==== AVAILABLE DATA

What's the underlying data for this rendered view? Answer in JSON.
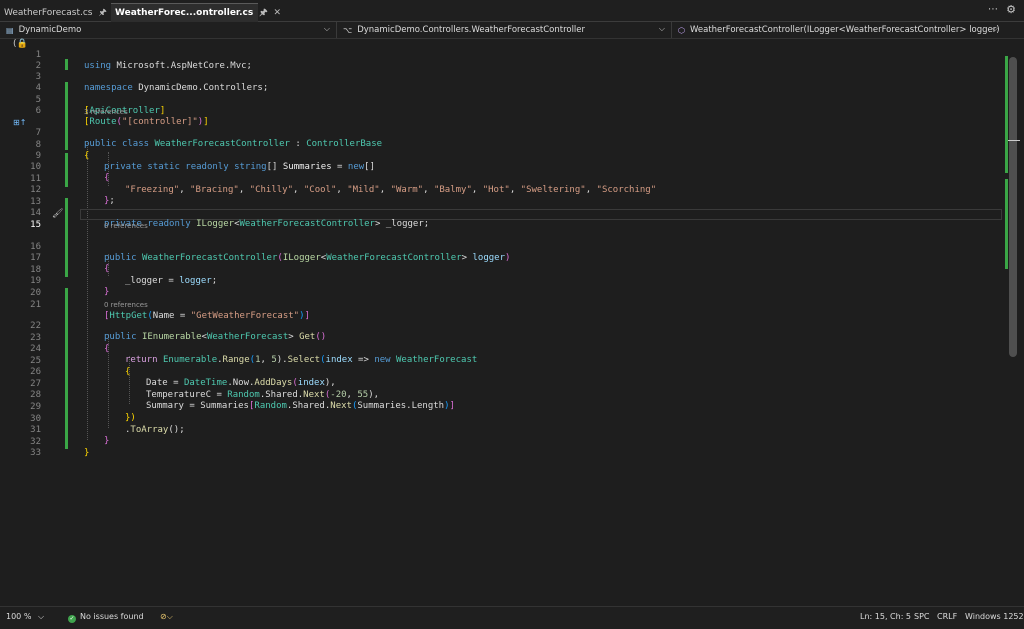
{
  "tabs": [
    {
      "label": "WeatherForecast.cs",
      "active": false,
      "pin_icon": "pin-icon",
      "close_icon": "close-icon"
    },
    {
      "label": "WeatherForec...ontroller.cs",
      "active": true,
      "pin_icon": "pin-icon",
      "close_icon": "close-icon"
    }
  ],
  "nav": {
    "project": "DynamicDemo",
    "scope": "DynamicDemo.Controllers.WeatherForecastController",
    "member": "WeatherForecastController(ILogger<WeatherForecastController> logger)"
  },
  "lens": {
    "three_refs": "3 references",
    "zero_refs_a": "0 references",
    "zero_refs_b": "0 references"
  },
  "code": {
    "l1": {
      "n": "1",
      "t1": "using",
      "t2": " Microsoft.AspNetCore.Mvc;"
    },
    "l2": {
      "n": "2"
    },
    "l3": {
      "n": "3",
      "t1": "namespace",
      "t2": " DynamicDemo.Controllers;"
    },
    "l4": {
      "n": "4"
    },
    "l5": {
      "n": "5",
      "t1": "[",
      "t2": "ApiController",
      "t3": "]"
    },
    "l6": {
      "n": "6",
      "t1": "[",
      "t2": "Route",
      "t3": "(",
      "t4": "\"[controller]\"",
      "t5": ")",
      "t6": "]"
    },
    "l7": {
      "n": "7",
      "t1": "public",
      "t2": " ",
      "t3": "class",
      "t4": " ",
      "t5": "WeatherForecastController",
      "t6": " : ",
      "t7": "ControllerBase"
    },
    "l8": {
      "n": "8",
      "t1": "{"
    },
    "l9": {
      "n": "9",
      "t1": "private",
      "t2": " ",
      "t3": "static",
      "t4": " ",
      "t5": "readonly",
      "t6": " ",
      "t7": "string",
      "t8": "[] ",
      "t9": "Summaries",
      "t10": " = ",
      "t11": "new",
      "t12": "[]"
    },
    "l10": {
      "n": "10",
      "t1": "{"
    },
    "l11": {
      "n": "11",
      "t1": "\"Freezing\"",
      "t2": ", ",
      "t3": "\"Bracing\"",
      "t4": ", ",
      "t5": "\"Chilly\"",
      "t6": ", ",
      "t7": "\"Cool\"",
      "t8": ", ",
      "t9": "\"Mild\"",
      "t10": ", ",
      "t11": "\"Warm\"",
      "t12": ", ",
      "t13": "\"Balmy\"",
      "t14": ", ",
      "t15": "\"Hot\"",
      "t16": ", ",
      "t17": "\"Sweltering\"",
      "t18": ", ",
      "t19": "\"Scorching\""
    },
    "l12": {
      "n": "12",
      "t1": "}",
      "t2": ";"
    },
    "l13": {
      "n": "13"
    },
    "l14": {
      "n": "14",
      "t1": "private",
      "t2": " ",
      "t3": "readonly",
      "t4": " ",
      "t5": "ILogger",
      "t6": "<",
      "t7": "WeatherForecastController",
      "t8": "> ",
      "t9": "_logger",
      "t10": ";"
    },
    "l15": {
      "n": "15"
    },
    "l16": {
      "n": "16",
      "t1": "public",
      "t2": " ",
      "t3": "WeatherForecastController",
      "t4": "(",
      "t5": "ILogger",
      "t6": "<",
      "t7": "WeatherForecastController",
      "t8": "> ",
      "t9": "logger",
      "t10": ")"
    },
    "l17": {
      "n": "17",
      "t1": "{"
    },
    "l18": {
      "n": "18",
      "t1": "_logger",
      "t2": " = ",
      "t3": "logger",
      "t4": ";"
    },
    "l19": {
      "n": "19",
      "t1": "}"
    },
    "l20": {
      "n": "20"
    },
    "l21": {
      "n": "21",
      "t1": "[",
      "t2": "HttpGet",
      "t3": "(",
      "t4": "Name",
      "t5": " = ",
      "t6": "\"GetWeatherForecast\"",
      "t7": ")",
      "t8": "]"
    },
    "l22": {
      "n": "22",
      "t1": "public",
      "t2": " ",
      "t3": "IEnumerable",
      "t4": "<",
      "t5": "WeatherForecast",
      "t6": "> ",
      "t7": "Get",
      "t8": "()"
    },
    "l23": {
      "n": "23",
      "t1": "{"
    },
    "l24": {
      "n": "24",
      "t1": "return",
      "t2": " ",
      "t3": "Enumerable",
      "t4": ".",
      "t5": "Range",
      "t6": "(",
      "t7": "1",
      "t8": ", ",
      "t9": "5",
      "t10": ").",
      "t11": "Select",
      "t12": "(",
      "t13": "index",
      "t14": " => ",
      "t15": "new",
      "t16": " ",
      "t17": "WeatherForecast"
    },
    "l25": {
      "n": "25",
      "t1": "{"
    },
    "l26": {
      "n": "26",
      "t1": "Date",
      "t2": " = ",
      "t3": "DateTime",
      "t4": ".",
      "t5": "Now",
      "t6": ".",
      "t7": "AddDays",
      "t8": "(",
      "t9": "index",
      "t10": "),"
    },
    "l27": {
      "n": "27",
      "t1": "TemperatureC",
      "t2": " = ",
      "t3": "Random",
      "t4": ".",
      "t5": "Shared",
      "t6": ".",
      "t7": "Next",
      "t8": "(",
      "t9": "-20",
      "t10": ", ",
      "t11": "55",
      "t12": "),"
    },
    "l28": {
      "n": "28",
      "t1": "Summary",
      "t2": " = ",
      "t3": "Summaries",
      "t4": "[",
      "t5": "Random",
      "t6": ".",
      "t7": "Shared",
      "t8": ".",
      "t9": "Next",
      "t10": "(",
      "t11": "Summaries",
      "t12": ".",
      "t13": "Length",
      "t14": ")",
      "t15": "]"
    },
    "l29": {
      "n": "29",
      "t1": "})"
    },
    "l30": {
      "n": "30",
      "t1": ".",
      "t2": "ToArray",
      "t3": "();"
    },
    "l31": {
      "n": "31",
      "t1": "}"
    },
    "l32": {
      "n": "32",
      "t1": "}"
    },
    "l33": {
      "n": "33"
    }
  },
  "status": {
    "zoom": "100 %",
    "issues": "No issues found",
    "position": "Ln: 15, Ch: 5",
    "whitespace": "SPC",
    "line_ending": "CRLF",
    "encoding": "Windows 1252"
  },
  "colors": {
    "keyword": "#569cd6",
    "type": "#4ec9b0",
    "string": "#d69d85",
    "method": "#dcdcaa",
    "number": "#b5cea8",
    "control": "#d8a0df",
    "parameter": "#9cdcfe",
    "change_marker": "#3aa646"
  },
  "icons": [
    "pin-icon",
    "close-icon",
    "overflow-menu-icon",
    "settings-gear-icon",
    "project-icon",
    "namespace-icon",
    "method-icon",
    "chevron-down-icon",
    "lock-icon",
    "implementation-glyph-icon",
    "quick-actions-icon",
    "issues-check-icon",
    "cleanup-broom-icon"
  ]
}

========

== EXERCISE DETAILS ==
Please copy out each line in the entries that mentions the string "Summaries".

== EXERCISE RESPONSE ==
      "t9": "Summaries",
      "t3": "Summaries",
      "t11": "Summaries",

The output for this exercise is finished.